▶ [Work item] Your answer must be an exact copy of the data below, minus any pictures.

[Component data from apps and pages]
########

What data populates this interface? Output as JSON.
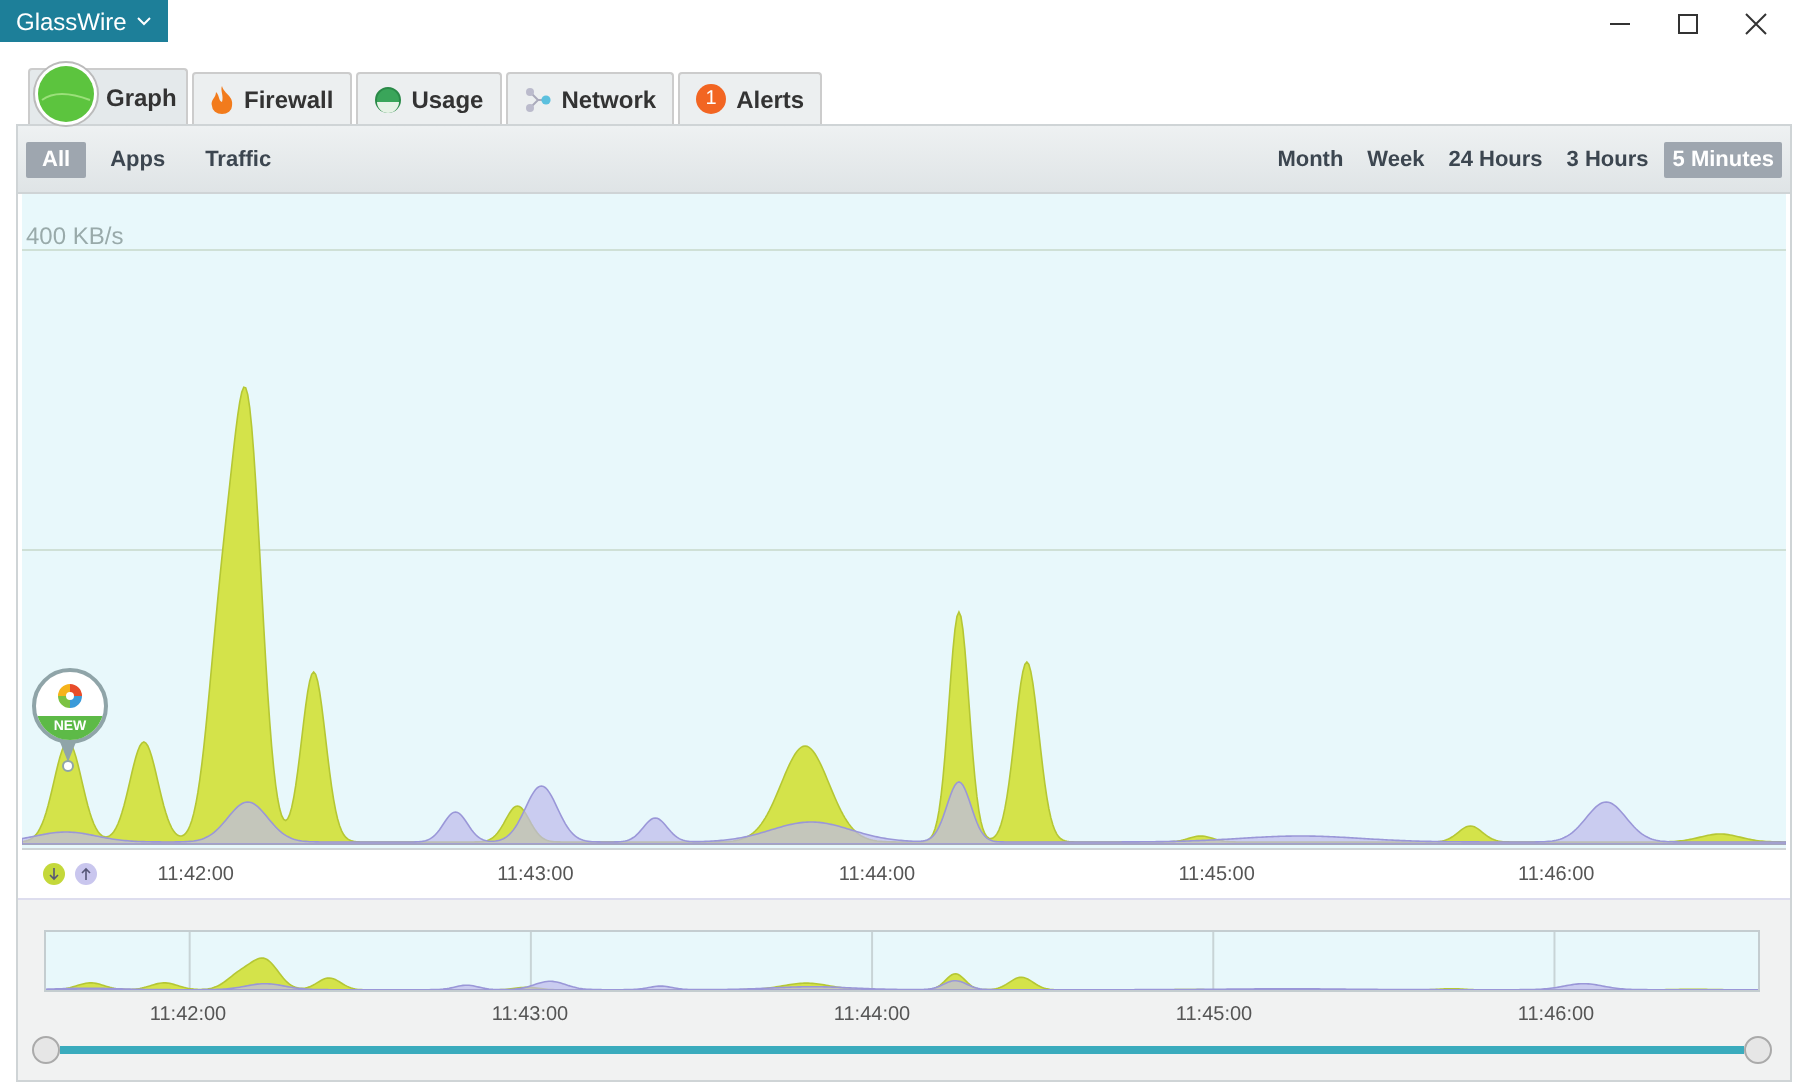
{
  "app_button": {
    "label": "GlassWire"
  },
  "tabs": [
    {
      "kind": "graph",
      "label": "Graph",
      "selected": true
    },
    {
      "kind": "firewall",
      "label": "Firewall",
      "selected": false
    },
    {
      "kind": "usage",
      "label": "Usage",
      "selected": false
    },
    {
      "kind": "network",
      "label": "Network",
      "selected": false
    },
    {
      "kind": "alerts",
      "label": "Alerts",
      "badge": "1",
      "selected": false
    }
  ],
  "filters": [
    {
      "label": "All",
      "selected": true
    },
    {
      "label": "Apps",
      "selected": false
    },
    {
      "label": "Traffic",
      "selected": false
    }
  ],
  "ranges": [
    {
      "label": "Month",
      "selected": false
    },
    {
      "label": "Week",
      "selected": false
    },
    {
      "label": "24 Hours",
      "selected": false
    },
    {
      "label": "3 Hours",
      "selected": false
    },
    {
      "label": "5 Minutes",
      "selected": true
    }
  ],
  "graph": {
    "scale_label": "400 KB/s",
    "marker_badge": "NEW",
    "time_labels": [
      "11:42:00",
      "11:43:00",
      "11:44:00",
      "11:45:00",
      "11:46:00"
    ]
  },
  "overview": {
    "time_labels": [
      "11:42:00",
      "11:43:00",
      "11:44:00",
      "11:45:00",
      "11:46:00"
    ]
  }
}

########

▶ [Reply]
What data populates this interface? Output as JSON.
{
  "app_button": {
    "label": "GlassWire"
  },
  "tabs": [
    {
      "kind": "graph",
      "label": "Graph",
      "selected": true
    },
    {
      "kind": "firewall",
      "label": "Firewall",
      "selected": false
    },
    {
      "kind": "usage",
      "label": "Usage",
      "selected": false
    },
    {
      "kind": "network",
      "label": "Network",
      "selected": false
    },
    {
      "kind": "alerts",
      "label": "Alerts",
      "badge": "1",
      "selected": false
    }
  ],
  "filters": [
    {
      "label": "All",
      "selected": true
    },
    {
      "label": "Apps",
      "selected": false
    },
    {
      "label": "Traffic",
      "selected": false
    }
  ],
  "ranges": [
    {
      "label": "Month",
      "selected": false
    },
    {
      "label": "Week",
      "selected": false
    },
    {
      "label": "24 Hours",
      "selected": false
    },
    {
      "label": "3 Hours",
      "selected": false
    },
    {
      "label": "5 Minutes",
      "selected": true
    }
  ],
  "graph": {
    "scale_label": "400 KB/s",
    "marker_badge": "NEW",
    "time_labels": [
      "11:42:00",
      "11:43:00",
      "11:44:00",
      "11:45:00",
      "11:46:00"
    ]
  },
  "overview": {
    "time_labels": [
      "11:42:00",
      "11:43:00",
      "11:44:00",
      "11:45:00",
      "11:46:00"
    ]
  }
}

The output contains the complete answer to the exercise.